◆ Description of the task:
Say how many lines of the material include "JSON". Give the number without any other text.

** Opening Supplied information block **

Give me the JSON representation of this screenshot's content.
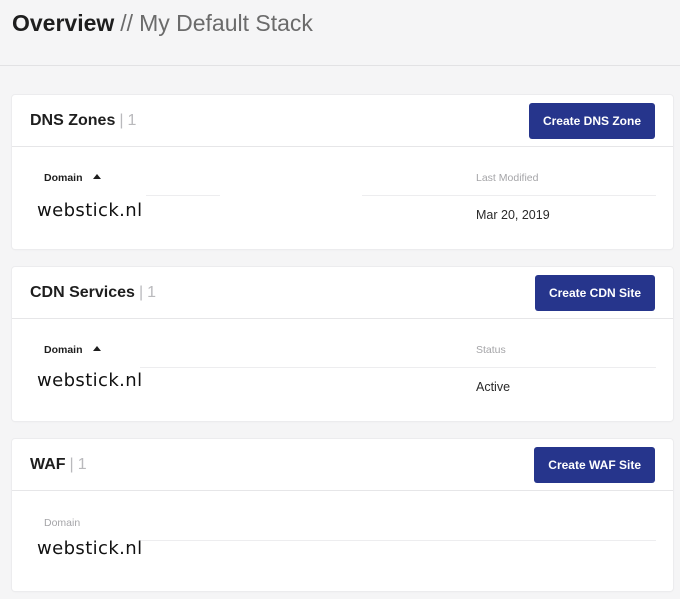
{
  "header": {
    "title": "Overview",
    "separator": "//",
    "stack_name": "My Default Stack"
  },
  "sections": [
    {
      "title": "DNS Zones",
      "count": "1",
      "button_label": "Create DNS Zone",
      "columns": [
        "Domain",
        "Last Modified"
      ],
      "rows": [
        {
          "domain": "webstick.nl",
          "value": "Mar 20, 2019"
        }
      ]
    },
    {
      "title": "CDN Services",
      "count": "1",
      "button_label": "Create CDN Site",
      "columns": [
        "Domain",
        "Status"
      ],
      "rows": [
        {
          "domain": "webstick.nl",
          "value": "Active"
        }
      ]
    },
    {
      "title": "WAF",
      "count": "1",
      "button_label": "Create WAF Site",
      "columns": [
        "Domain"
      ],
      "rows": [
        {
          "domain": "webstick.nl"
        }
      ]
    }
  ],
  "colors": {
    "button": "#26358c",
    "background": "#f5f5f6",
    "muted_text": "#a5a5a8"
  },
  "icons": [
    "sort-ascending-icon"
  ]
}
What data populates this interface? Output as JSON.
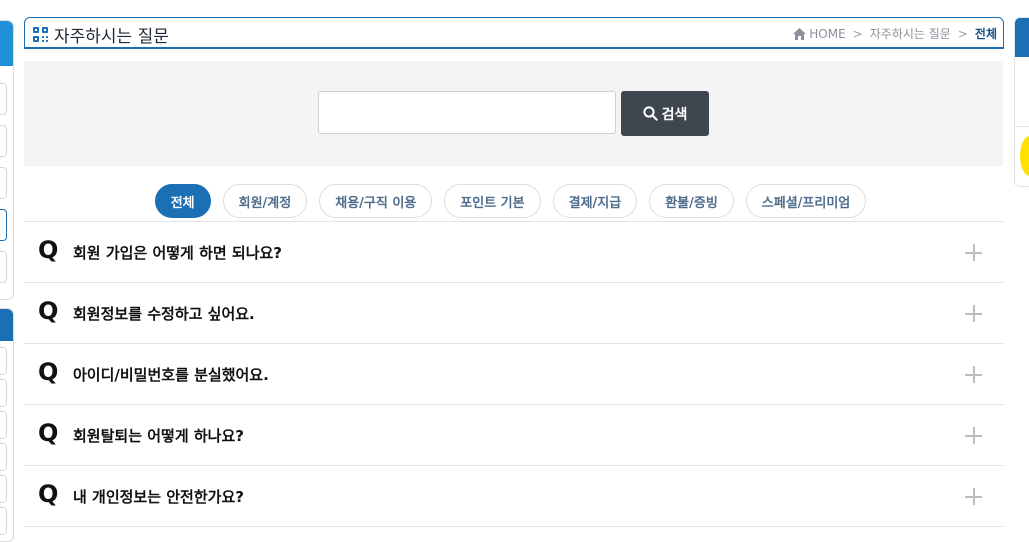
{
  "header": {
    "title": "자주하시는 질문",
    "breadcrumb": [
      "HOME",
      "자주하시는 질문",
      "전체"
    ]
  },
  "search": {
    "value": "",
    "placeholder": "",
    "button_label": "검색"
  },
  "tabs": [
    {
      "label": "전체",
      "active": true
    },
    {
      "label": "회원/계정",
      "active": false
    },
    {
      "label": "채용/구직 이용",
      "active": false
    },
    {
      "label": "포인트 기본",
      "active": false
    },
    {
      "label": "결제/지급",
      "active": false
    },
    {
      "label": "환불/증빙",
      "active": false
    },
    {
      "label": "스페셜/프리미엄",
      "active": false
    }
  ],
  "faq": {
    "q_mark": "Q",
    "items": [
      {
        "question": "회원 가입은 어떻게 하면 되나요?"
      },
      {
        "question": "회원정보를 수정하고 싶어요."
      },
      {
        "question": "아이디/비밀번호를 분실했어요."
      },
      {
        "question": "회원탈퇴는 어떻게 하나요?"
      },
      {
        "question": "내 개인정보는 안전한가요?"
      }
    ]
  },
  "colors": {
    "accent": "#1a6fb5",
    "search_button": "#3e464f",
    "search_bg": "#f4f4f4"
  },
  "icons": {
    "title": "grid-menu-icon",
    "breadcrumb": "home-icon",
    "search": "search-icon",
    "expand": "plus-icon"
  }
}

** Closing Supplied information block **

◆ Answer area:
2